 --Christian Thwaites, Brouwer & Janachowski, LLC

 Please note that this discussion of our investments and investment strategy (including our research and investment process) represents our investments and investment strategy at the date of this commentary, and is subject to change without notice.  We cannot assure that the type of investments discussed in this commentary will outperform any other investment strategy in the future, nor can we guarantee that such investments will present the best or an attractive risk-adjusted investment in the future.

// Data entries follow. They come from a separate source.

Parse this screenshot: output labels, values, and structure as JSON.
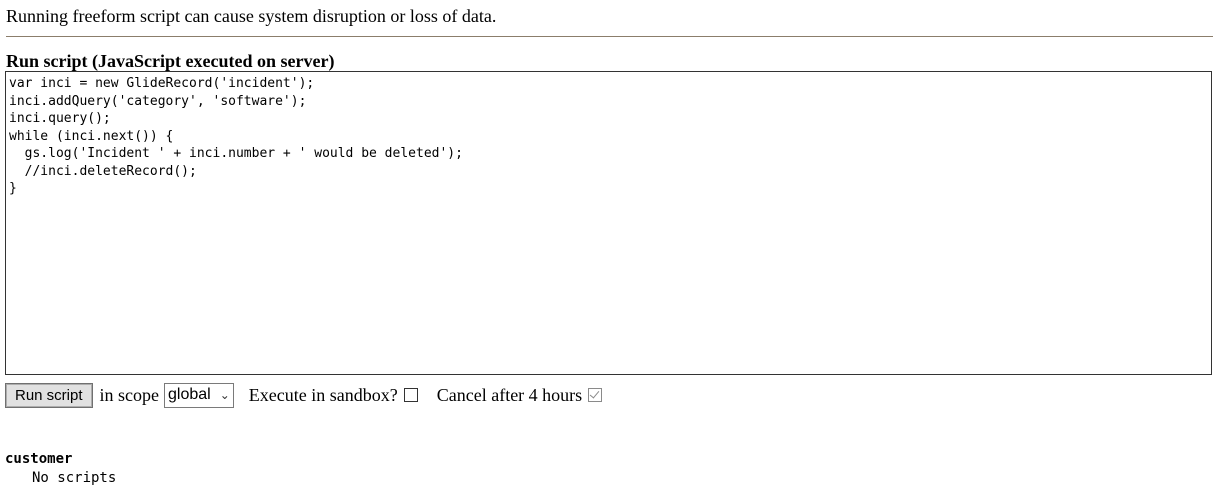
{
  "warning_text": "Running freeform script can cause system disruption or loss of data.",
  "section_title": "Run script (JavaScript executed on server)",
  "script_text": "var inci = new GlideRecord('incident');\ninci.addQuery('category', 'software');\ninci.query();\nwhile (inci.next()) {\n  gs.log('Incident ' + inci.number + ' would be deleted');\n  //inci.deleteRecord();\n}",
  "controls": {
    "run_button_label": "Run script",
    "scope_label": "in scope",
    "scope_selected": "global",
    "sandbox_label": "Execute in sandbox?",
    "sandbox_checked": false,
    "cancel_label": "Cancel after 4 hours",
    "cancel_checked": true
  },
  "results": {
    "scope_name": "customer",
    "message": "No scripts"
  },
  "icons": {
    "dropdown": "chevron-down-icon"
  },
  "colors": {
    "divider": "#8b7d6b",
    "button_bg": "#e1e1e1",
    "editor_border": "#333333"
  }
}
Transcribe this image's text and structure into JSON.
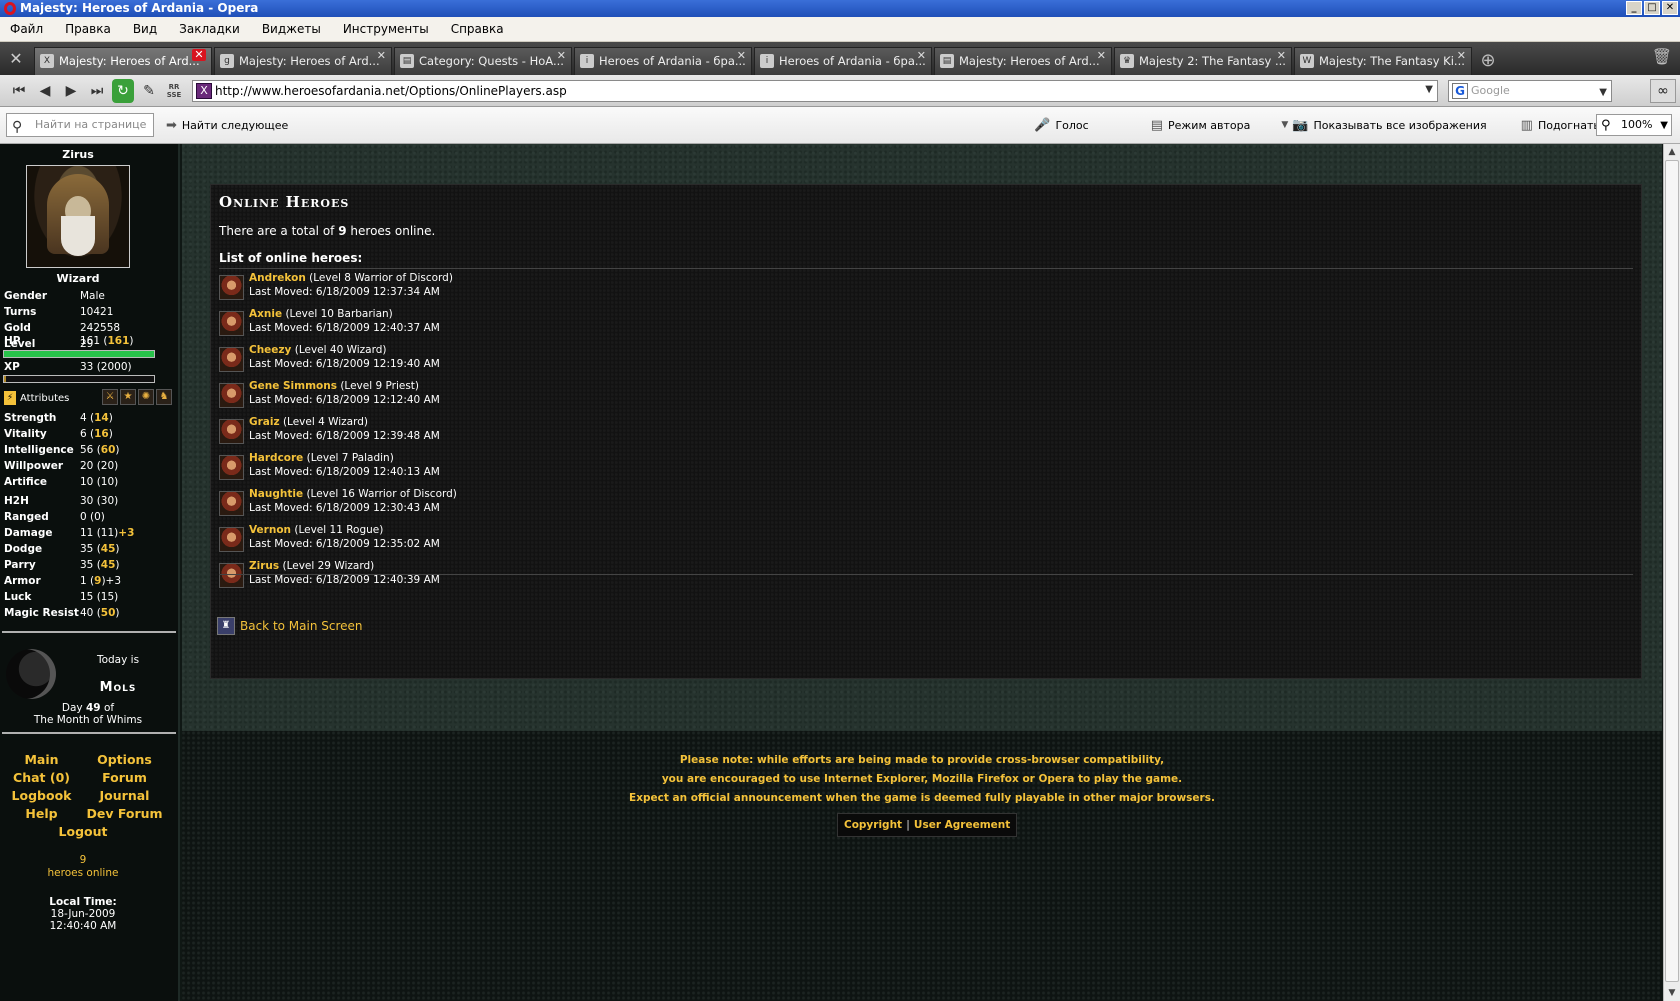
{
  "window": {
    "title": "Majesty: Heroes of Ardania - Opera"
  },
  "menu": [
    "Файл",
    "Правка",
    "Вид",
    "Закладки",
    "Виджеты",
    "Инструменты",
    "Справка"
  ],
  "tabs": [
    {
      "label": "Majesty: Heroes of Ard...",
      "icon": "X"
    },
    {
      "label": "Majesty: Heroes of Ard...",
      "icon": "g"
    },
    {
      "label": "Category: Quests - HoA...",
      "icon": "▤"
    },
    {
      "label": "Heroes of Ardania - бра...",
      "icon": "i"
    },
    {
      "label": "Heroes of Ardania - бра...",
      "icon": "i"
    },
    {
      "label": "Majesty: Heroes of Ard...",
      "icon": "▤"
    },
    {
      "label": "Majesty 2: The Fantasy ...",
      "icon": "♛"
    },
    {
      "label": "Majesty: The Fantasy Ki...",
      "icon": "W"
    }
  ],
  "address": {
    "url": "http://www.heroesofardania.net/Options/OnlinePlayers.asp",
    "rss_label": "RR SSE"
  },
  "search": {
    "placeholder": "Google"
  },
  "findbar": {
    "find_placeholder": "Найти на странице",
    "find_next": "Найти следующее",
    "voice": "Голос",
    "author_mode": "Режим автора",
    "show_images": "Показывать все изображения",
    "fit_width": "Подогнать по ширине",
    "zoom": "100%"
  },
  "sidebar": {
    "hero_name": "Zirus",
    "hero_class": "Wizard",
    "stats": [
      {
        "label": "Gender",
        "value": "Male"
      },
      {
        "label": "Turns",
        "value": "10421"
      },
      {
        "label": "Gold",
        "value": "242558"
      },
      {
        "label": "Level",
        "value": "29"
      }
    ],
    "hp_label": "HP",
    "hp_value": "161 (",
    "hp_max": "161",
    "hp_close": ")",
    "hp_fraction": 1.0,
    "xp_label": "XP",
    "xp_value": "33 (2000)",
    "xp_fraction": 0.0165,
    "attributes_label": "Attributes",
    "attributes": [
      {
        "label": "Strength",
        "base": "4 (",
        "mod": "14",
        "close": ")"
      },
      {
        "label": "Vitality",
        "base": "6 (",
        "mod": "16",
        "close": ")"
      },
      {
        "label": "Intelligence",
        "base": "56 (",
        "mod": "60",
        "close": ")"
      },
      {
        "label": "Willpower",
        "base": "20 (20)",
        "mod": "",
        "close": ""
      },
      {
        "label": "Artifice",
        "base": "10 (10)",
        "mod": "",
        "close": ""
      }
    ],
    "combat": [
      {
        "label": "H2H",
        "base": "30 (30)",
        "mod": "",
        "close": ""
      },
      {
        "label": "Ranged",
        "base": "0 (0)",
        "mod": "",
        "close": ""
      },
      {
        "label": "Damage",
        "base": "11 (11)",
        "mod": "+3",
        "close": ""
      },
      {
        "label": "Dodge",
        "base": "35 (",
        "mod": "45",
        "close": ")"
      },
      {
        "label": "Parry",
        "base": "35 (",
        "mod": "45",
        "close": ")"
      },
      {
        "label": "Armor",
        "base": "1 (",
        "mod": "9",
        "close": ")+3"
      },
      {
        "label": "Luck",
        "base": "15 (15)",
        "mod": "",
        "close": ""
      },
      {
        "label": "Magic Resist",
        "base": "40 (",
        "mod": "50",
        "close": ")"
      }
    ],
    "today_is": "Today is",
    "day_name": "Mols",
    "day_prefix": "Day",
    "day_number": "49",
    "day_suffix": "of",
    "month": "The Month of Whims",
    "nav": {
      "main": "Main",
      "options": "Options",
      "chat": "Chat (0)",
      "forum": "Forum",
      "logbook": "Logbook",
      "journal": "Journal",
      "help": "Help",
      "dev_forum": "Dev Forum",
      "logout": "Logout"
    },
    "online_count": "9",
    "online_label": "heroes online",
    "local_time_label": "Local Time:",
    "local_date": "18-Jun-2009",
    "local_time": "12:40:40 AM"
  },
  "content": {
    "title": "Online Heroes",
    "total_prefix": "There are a total of",
    "total_count": "9",
    "total_suffix": "heroes online.",
    "list_heading": "List of online heroes:",
    "heroes": [
      {
        "name": "Andrekon",
        "desc": "(Level 8 Warrior of Discord)",
        "moved": "Last Moved: 6/18/2009 12:37:34 AM"
      },
      {
        "name": "Axnie",
        "desc": "(Level 10 Barbarian)",
        "moved": "Last Moved: 6/18/2009 12:40:37 AM"
      },
      {
        "name": "Cheezy",
        "desc": "(Level 40 Wizard)",
        "moved": "Last Moved: 6/18/2009 12:19:40 AM"
      },
      {
        "name": "Gene Simmons",
        "desc": "(Level 9 Priest)",
        "moved": "Last Moved: 6/18/2009 12:12:40 AM"
      },
      {
        "name": "Graiz",
        "desc": "(Level 4 Wizard)",
        "moved": "Last Moved: 6/18/2009 12:39:48 AM"
      },
      {
        "name": "Hardcore",
        "desc": "(Level 7 Paladin)",
        "moved": "Last Moved: 6/18/2009 12:40:13 AM"
      },
      {
        "name": "Naughtie",
        "desc": "(Level 16 Warrior of Discord)",
        "moved": "Last Moved: 6/18/2009 12:30:43 AM"
      },
      {
        "name": "Vernon",
        "desc": "(Level 11 Rogue)",
        "moved": "Last Moved: 6/18/2009 12:35:02 AM"
      },
      {
        "name": "Zirus",
        "desc": "(Level 29 Wizard)",
        "moved": "Last Moved: 6/18/2009 12:40:39 AM"
      }
    ],
    "back_link": "Back to Main Screen"
  },
  "footer": {
    "note_lines": [
      "Please note: while efforts are being made to provide cross-browser compatibility,",
      "you are encouraged to use Internet Explorer, Mozilla Firefox or Opera to play the game.",
      "Expect an official announcement when the game is deemed fully playable in other major browsers."
    ],
    "copyright": "Copyright",
    "separator": "|",
    "agreement": "User Agreement"
  },
  "colors": {
    "accent": "#f4c23a",
    "hp": "#28c24a",
    "panel": "#121212"
  }
}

This is for general informational purposes only; references to an individual security should not be construed as a recommendation to buy or sell that security.  The securities mentioned in this commentary are only several of the successful as well as unsuccessful investments by us, and do not represent all of the securities we have purchased, sold or recommended.  Although we deem reliable the sources of the statistical and other information referred to in this commentary, we cannot guarantee the accuracy or completeness of any statements or numerical data.  Past performance is no indication of future results.

All charts from Factset unless otherwise noted.